Few would argue that clinical trial design and patient enrollment are critical to the successful approval of a new drug. Additionally, costs are significant regardless of success or failure. Why then is the patient voice not integral to the development of trial design concepts? We have conducted marketing research with patients that have informed inclusion of meaningful endpoints, ensured impactful QOL measures, and identified educational and support needs to aid and sustain trial enrollment. As an example, imagine you had an immunological disease with fatigue as a primary symptom. Which of the following would you consider most relevant when deciding to take a medication: a reduction from baseline on the Fatigue Severity Score or a reduction in the number of work days missed? Although the FSS endpoint may be clinically necessary to include, fewer work days missed per month is more meaningful to the potential medication users we interviewed. In the age of patient-centricity and explosion of personalized medicine, I applaud the inclusion of patient insights to inform trial concept design and argue that they are incredibly valuable.
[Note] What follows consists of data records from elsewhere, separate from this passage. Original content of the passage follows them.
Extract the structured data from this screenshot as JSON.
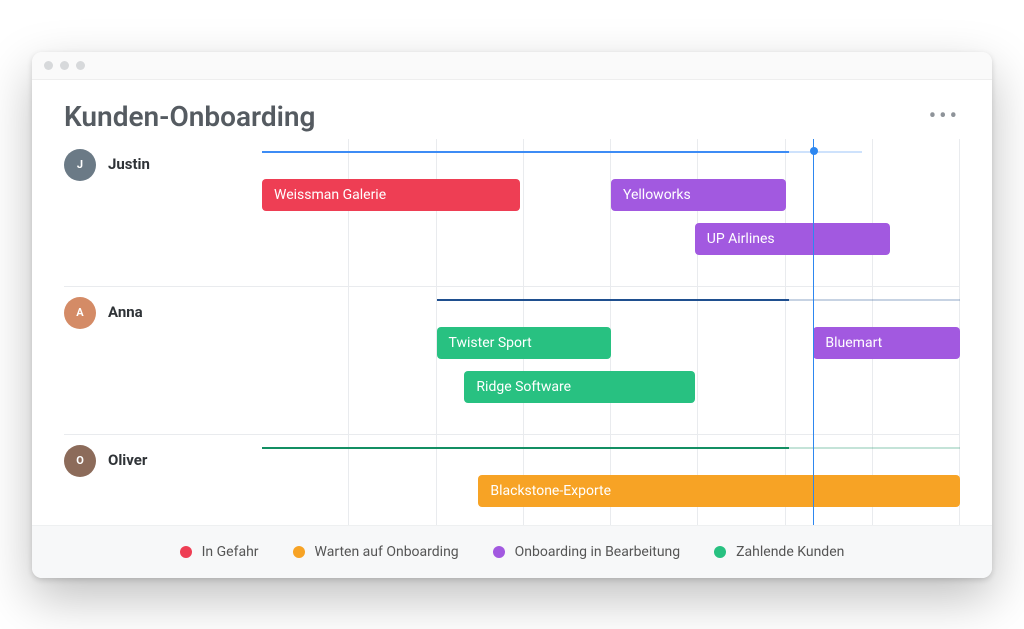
{
  "title": "Kunden-Onboarding",
  "more_label": "•••",
  "today_pct": 75.5,
  "timeline_columns": 8,
  "legend": [
    {
      "label": "In Gefahr",
      "color": "#ee3e54",
      "status": "at-risk"
    },
    {
      "label": "Warten auf Onboarding",
      "color": "#f7a325",
      "status": "waiting"
    },
    {
      "label": "Onboarding in Bearbeitung",
      "color": "#a259e0",
      "status": "in-progress"
    },
    {
      "label": "Zahlende Kunden",
      "color": "#28c181",
      "status": "paying"
    }
  ],
  "people": [
    {
      "name": "Justin",
      "initials": "J",
      "avatar_class": "c1",
      "axis_color": "blue",
      "axis_start": 0,
      "axis_end": 86,
      "tasks": [
        {
          "label": "Weissman Galerie",
          "start": 0,
          "end": 37,
          "row": 0,
          "status": "at-risk"
        },
        {
          "label": "Yelloworks",
          "start": 50,
          "end": 75,
          "row": 0,
          "status": "in-progress"
        },
        {
          "label": "UP Airlines",
          "start": 62,
          "end": 90,
          "row": 1,
          "status": "in-progress"
        }
      ]
    },
    {
      "name": "Anna",
      "initials": "A",
      "avatar_class": "c2",
      "axis_color": "dark",
      "axis_start": 25,
      "axis_end": 100,
      "tasks": [
        {
          "label": "Twister Sport",
          "start": 25,
          "end": 50,
          "row": 0,
          "status": "paying"
        },
        {
          "label": "Bluemart",
          "start": 79,
          "end": 100,
          "row": 0,
          "status": "in-progress"
        },
        {
          "label": "Ridge Software",
          "start": 29,
          "end": 62,
          "row": 1,
          "status": "paying"
        }
      ]
    },
    {
      "name": "Oliver",
      "initials": "O",
      "avatar_class": "c3",
      "axis_color": "green",
      "axis_start": 0,
      "axis_end": 100,
      "tasks": [
        {
          "label": "Blackstone-Exporte",
          "start": 31,
          "end": 100,
          "row": 0,
          "status": "waiting"
        }
      ]
    }
  ],
  "chart_data": {
    "type": "gantt",
    "title": "Kunden-Onboarding",
    "x_axis": {
      "label": "",
      "range_pct": [
        0,
        100
      ],
      "today_pct": 75.5
    },
    "rows": [
      "Justin",
      "Anna",
      "Oliver"
    ],
    "status_colors": {
      "at-risk": "#ee3e54",
      "waiting": "#f7a325",
      "in-progress": "#a259e0",
      "paying": "#28c181"
    },
    "series": [
      {
        "row": "Justin",
        "name": "Weissman Galerie",
        "start": 0,
        "end": 37,
        "status": "at-risk"
      },
      {
        "row": "Justin",
        "name": "Yelloworks",
        "start": 50,
        "end": 75,
        "status": "in-progress"
      },
      {
        "row": "Justin",
        "name": "UP Airlines",
        "start": 62,
        "end": 90,
        "status": "in-progress"
      },
      {
        "row": "Anna",
        "name": "Twister Sport",
        "start": 25,
        "end": 50,
        "status": "paying"
      },
      {
        "row": "Anna",
        "name": "Bluemart",
        "start": 79,
        "end": 100,
        "status": "in-progress"
      },
      {
        "row": "Anna",
        "name": "Ridge Software",
        "start": 29,
        "end": 62,
        "status": "paying"
      },
      {
        "row": "Oliver",
        "name": "Blackstone-Exporte",
        "start": 31,
        "end": 100,
        "status": "waiting"
      }
    ],
    "legend": [
      "In Gefahr",
      "Warten auf Onboarding",
      "Onboarding in Bearbeitung",
      "Zahlende Kunden"
    ]
  }
}
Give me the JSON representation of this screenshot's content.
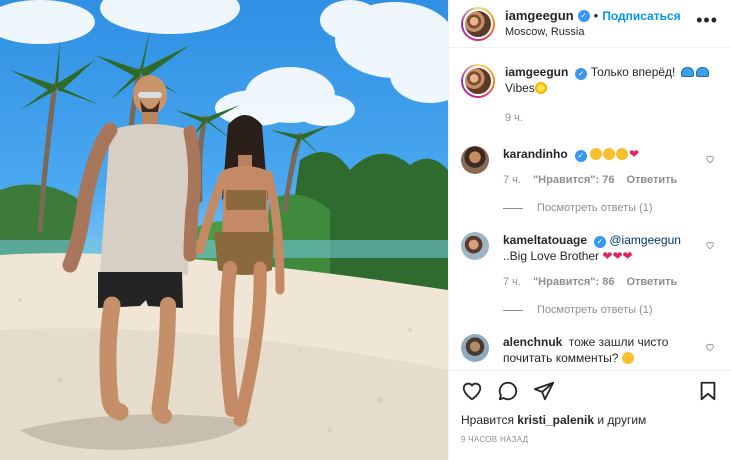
{
  "post": {
    "username": "iamgeegun",
    "verified_icon": "verified-badge-icon",
    "follow_label": "Подписаться",
    "separator": "•",
    "location": "Moscow, Russia",
    "caption_line1": "Только вперёд!",
    "caption_line2": "Vibes",
    "caption_time": "9 ч."
  },
  "comments": [
    {
      "username": "karandinho",
      "emoji_desc": [
        "star-struck-emoji",
        "star-struck-emoji",
        "star-struck-emoji",
        "red-heart-emoji"
      ],
      "time": "7 ч.",
      "likes": "\"Нравится\": 76",
      "reply_label": "Ответить",
      "view_replies": "Посмотреть ответы (1)"
    },
    {
      "username": "kameltatouage",
      "mention": "@iamgeegun",
      "text": "..Big Love Brother",
      "time": "7 ч.",
      "likes": "\"Нравится\": 86",
      "reply_label": "Ответить",
      "view_replies": "Посмотреть ответы (1)"
    },
    {
      "username": "alenchnuk",
      "text": "тоже зашли чисто почитать комменты?"
    }
  ],
  "actions": {
    "liked_by_prefix": "Нравится",
    "liked_by_user": "kristi_palenik",
    "liked_by_suffix": "и другим",
    "timestamp": "9 ЧАСОВ НАЗАД"
  },
  "colors": {
    "link_blue": "#0095f6",
    "verified_blue": "#3897f0",
    "muted": "#8e8e8e",
    "text": "#262626"
  }
}
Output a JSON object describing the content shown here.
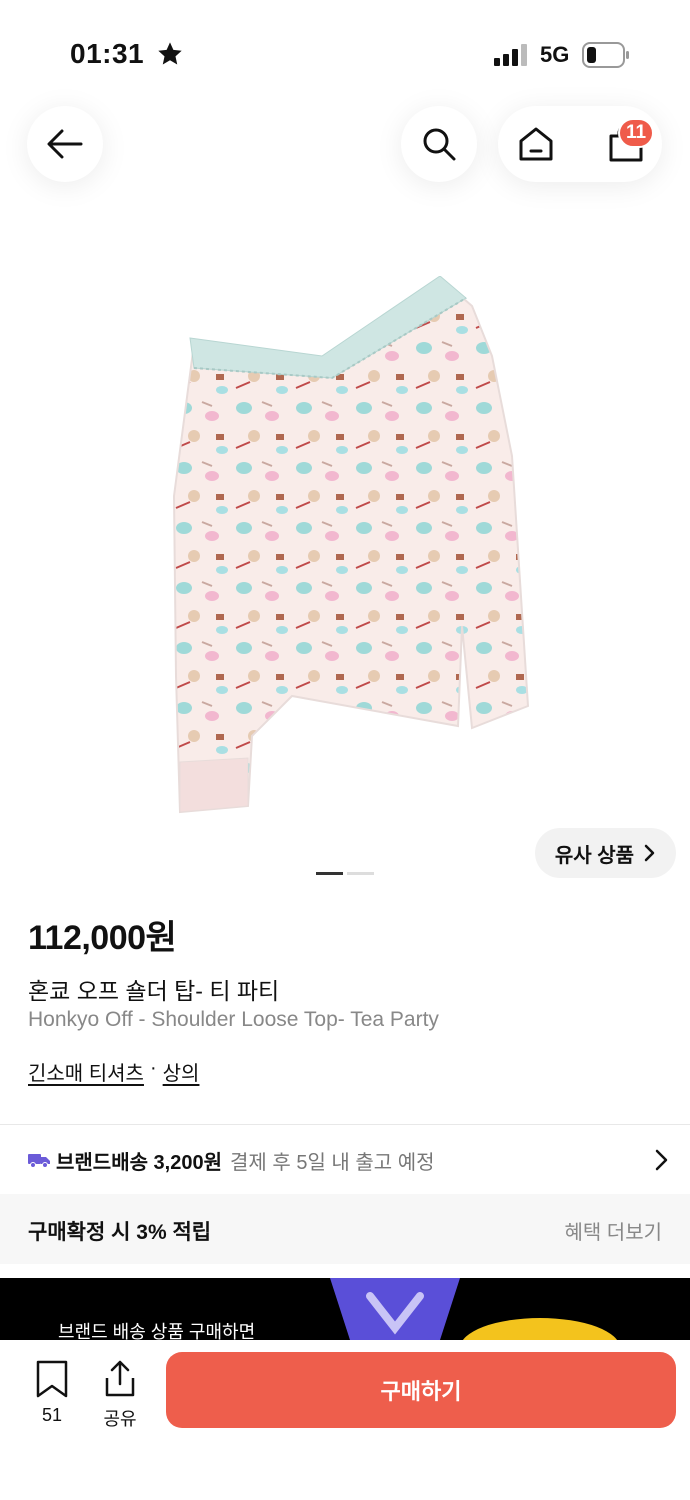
{
  "status_bar": {
    "time": "01:31",
    "network": "5G",
    "icons": [
      "star-icon",
      "signal-icon",
      "battery-icon"
    ]
  },
  "nav": {
    "icons": [
      "back-arrow-icon",
      "search-icon",
      "home-icon",
      "cart-icon"
    ],
    "cart_badge": "11"
  },
  "product": {
    "image_alt": "product-photo",
    "similar_label": "유사 상품",
    "gallery_total": 2,
    "gallery_active": 1,
    "price": "112,000원",
    "title_kr": "혼쿄 오프 숄더 탑- 티 파티",
    "title_en": "Honkyo Off - Shoulder Loose Top- Tea Party",
    "category_primary": "긴소매 티셔츠",
    "category_separator": "·",
    "category_secondary": "상의"
  },
  "shipping": {
    "icon": "truck-icon",
    "label": "브랜드배송 3,200원",
    "note": "결제 후 5일 내 출고 예정"
  },
  "reward": {
    "label": "구매확정 시 3% 적립",
    "more": "혜택 더보기"
  },
  "banner": {
    "text": "브랜드 배송 상품 구매하면"
  },
  "bottom_bar": {
    "bookmark_count": "51",
    "share_label": "공유",
    "buy_label": "구매하기"
  },
  "colors": {
    "accent": "#ee5e4c",
    "badge": "#ef5b4a",
    "shipping_icon": "#6b5bd8"
  }
}
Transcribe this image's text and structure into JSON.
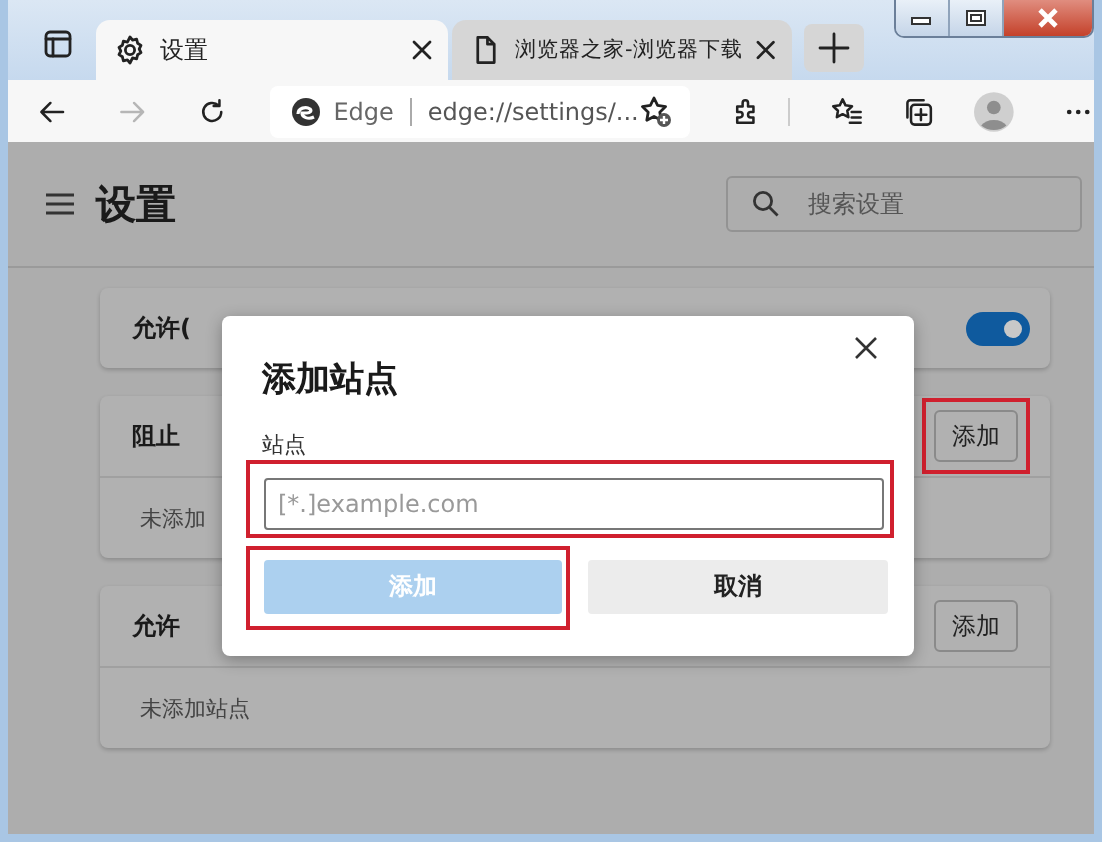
{
  "tabs": [
    {
      "kind": "settings",
      "title": "设置",
      "selected": true
    },
    {
      "kind": "page",
      "title": "浏览器之家-浏览器下载",
      "selected": false
    }
  ],
  "nav_buttons": [
    {
      "kind": "back",
      "disabled": false
    },
    {
      "kind": "forward",
      "disabled": true
    },
    {
      "kind": "refresh",
      "disabled": false
    }
  ],
  "address_bar": {
    "site_label": "Edge",
    "url": "edge://settings/..."
  },
  "page": {
    "title": "设置",
    "search": {
      "placeholder": "搜索设置"
    }
  },
  "sections": [
    {
      "kind": "toggle",
      "label": "允许(",
      "on": true
    },
    {
      "kind": "list",
      "label": "阻止",
      "button": {
        "label": "添加",
        "highlighted": true
      },
      "empty_text": "未添加"
    },
    {
      "kind": "list",
      "label": "允许",
      "button": {
        "label": "添加",
        "highlighted": false
      },
      "empty_text": "未添加站点"
    }
  ],
  "dialog": {
    "title": "添加站点",
    "field_label": "站点",
    "field": {
      "placeholder": "[*.]example.com",
      "highlighted": true
    },
    "buttons": [
      {
        "kind": "primary",
        "label": "添加",
        "disabled": true,
        "highlighted": true
      },
      {
        "kind": "secondary",
        "label": "取消",
        "disabled": false,
        "highlighted": false
      }
    ]
  }
}
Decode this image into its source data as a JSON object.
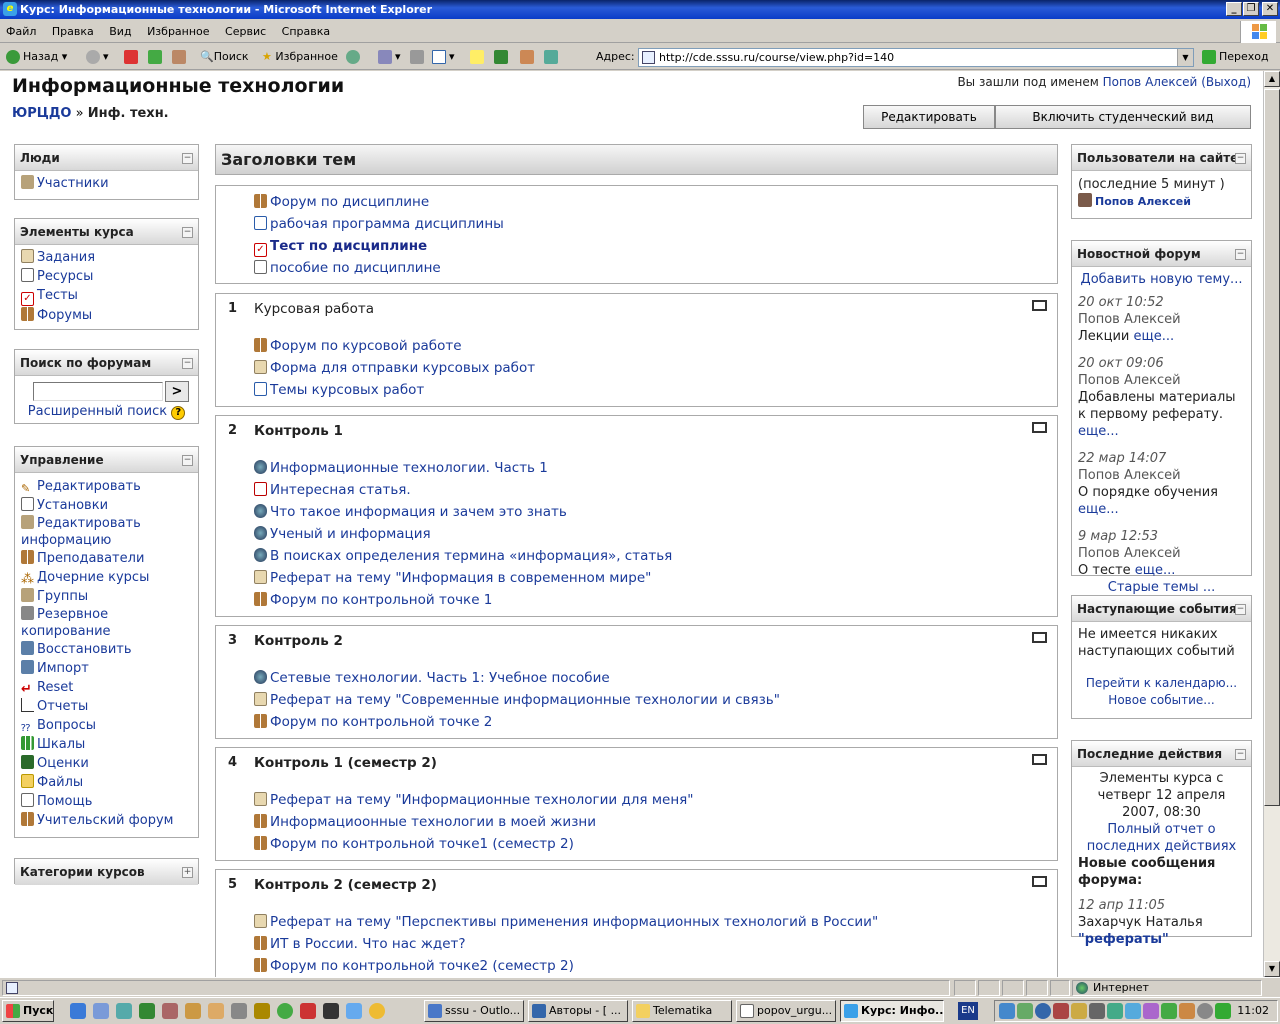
{
  "window": {
    "title": "Курс: Информационные технологии - Microsoft Internet Explorer"
  },
  "menu": [
    "Файл",
    "Правка",
    "Вид",
    "Избранное",
    "Сервис",
    "Справка"
  ],
  "toolbar": {
    "back": "Назад",
    "search": "Поиск",
    "favorites": "Избранное",
    "address_label": "Адрес:",
    "address": "http://cde.sssu.ru/course/view.php?id=140",
    "go": "Переход"
  },
  "header": {
    "title": "Информационные технологии",
    "login_prefix": "Вы зашли под именем",
    "login_user": "Попов Алексей",
    "logout": "(Выход)",
    "breadcrumb_root": "ЮРЦДО",
    "breadcrumb_sep": "»",
    "breadcrumb_current": "Инф. техн.",
    "edit_button": "Редактировать",
    "student_view_button": "Включить студенческий вид"
  },
  "left": {
    "people": {
      "title": "Люди",
      "items": [
        "Участники"
      ]
    },
    "elements": {
      "title": "Элементы курса",
      "items": [
        "Задания",
        "Ресурсы",
        "Тесты",
        "Форумы"
      ]
    },
    "forum_search": {
      "title": "Поиск по форумам",
      "go": ">",
      "advanced": "Расширенный поиск"
    },
    "admin": {
      "title": "Управление",
      "items": [
        "Редактировать",
        "Установки",
        "Редактировать информацию",
        "Преподаватели",
        "Дочерние курсы",
        "Группы",
        "Резервное копирование",
        "Восстановить",
        "Импорт",
        "Reset",
        "Отчеты",
        "Вопросы",
        "Шкалы",
        "Оценки",
        "Файлы",
        "Помощь",
        "Учительский форум"
      ]
    },
    "categories": {
      "title": "Категории курсов"
    }
  },
  "center": {
    "heading": "Заголовки тем",
    "section0": [
      "Форум по дисциплине",
      "рабочая программа дисциплины",
      "Тест по дисциплине",
      "пособие по дисциплине"
    ],
    "sections": [
      {
        "num": "1",
        "title": "Курсовая работа",
        "items": [
          "Форум по курсовой работе",
          "Форма для отправки курсовых работ",
          "Темы курсовых работ"
        ]
      },
      {
        "num": "2",
        "title": "Контроль 1",
        "items": [
          "Информационные технологии. Часть 1",
          "Интересная статья.",
          "Что такое информация и зачем это знать",
          "Ученый и информация",
          "В поисках определения термина «информация», статья",
          "Реферат на тему \"Информация в современном мире\"",
          "Форум по контрольной точке 1"
        ]
      },
      {
        "num": "3",
        "title": "Контроль 2",
        "items": [
          "Сетевые технологии. Часть 1: Учебное пособие",
          "Реферат на тему \"Современные информационные технологии и связь\"",
          "Форум по контрольной точке 2"
        ]
      },
      {
        "num": "4",
        "title": "Контроль 1 (семестр 2)",
        "items": [
          "Реферат на тему \"Информационные технологии для меня\"",
          "Информациоонные технологии в моей жизни",
          "Форум по контрольной точке1 (семестр 2)"
        ]
      },
      {
        "num": "5",
        "title": "Контроль 2 (семестр 2)",
        "items": [
          "Реферат на тему \"Перспективы применения информационных технологий в России\"",
          "ИТ в России. Что нас ждет?",
          "Форум по контрольной точке2 (семестр 2)"
        ]
      }
    ]
  },
  "right": {
    "online": {
      "title": "Пользователи на сайте",
      "period": "(последние 5 минут )",
      "user": "Попов Алексей"
    },
    "news": {
      "title": "Новостной форум",
      "add": "Добавить новую тему...",
      "posts": [
        {
          "date": "20 окт 10:52",
          "author": "Попов Алексей",
          "text": "Лекции",
          "more": "еще..."
        },
        {
          "date": "20 окт 09:06",
          "author": "Попов Алексей",
          "text": "Добавлены материалы к первому реферату.",
          "more": "еще..."
        },
        {
          "date": "22 мар 14:07",
          "author": "Попов Алексей",
          "text": "О порядке обучения",
          "more": "еще..."
        },
        {
          "date": "9 мар 12:53",
          "author": "Попов Алексей",
          "text": "О тесте",
          "more": "еще..."
        }
      ],
      "old": "Старые темы ..."
    },
    "events": {
      "title": "Наступающие события",
      "none": "Не имеется никаких наступающих событий",
      "calendar": "Перейти к календарю...",
      "new_event": "Новое событие..."
    },
    "recent": {
      "title": "Последние действия",
      "since": "Элементы курса с четверг 12 апреля 2007, 08:30",
      "full": "Полный отчет о последних действиях",
      "new_posts": "Новые сообщения форума:",
      "post_date": "12 апр 11:05",
      "post_author": "Захарчук Наталья",
      "post_subject": "\"рефераты\""
    }
  },
  "status": {
    "zone": "Интернет"
  },
  "taskbar": {
    "start": "Пуск",
    "tasks": [
      "sssu - Outlo...",
      "Авторы - [ ...",
      "Telematika",
      "popov_urgu...",
      "Курс: Инфо..."
    ],
    "active_index": 4,
    "lang": "EN",
    "clock": "11:02"
  }
}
We engage very early, even when we are developing the concept design of early phase trials. That is where we learn a lot about patient needs.”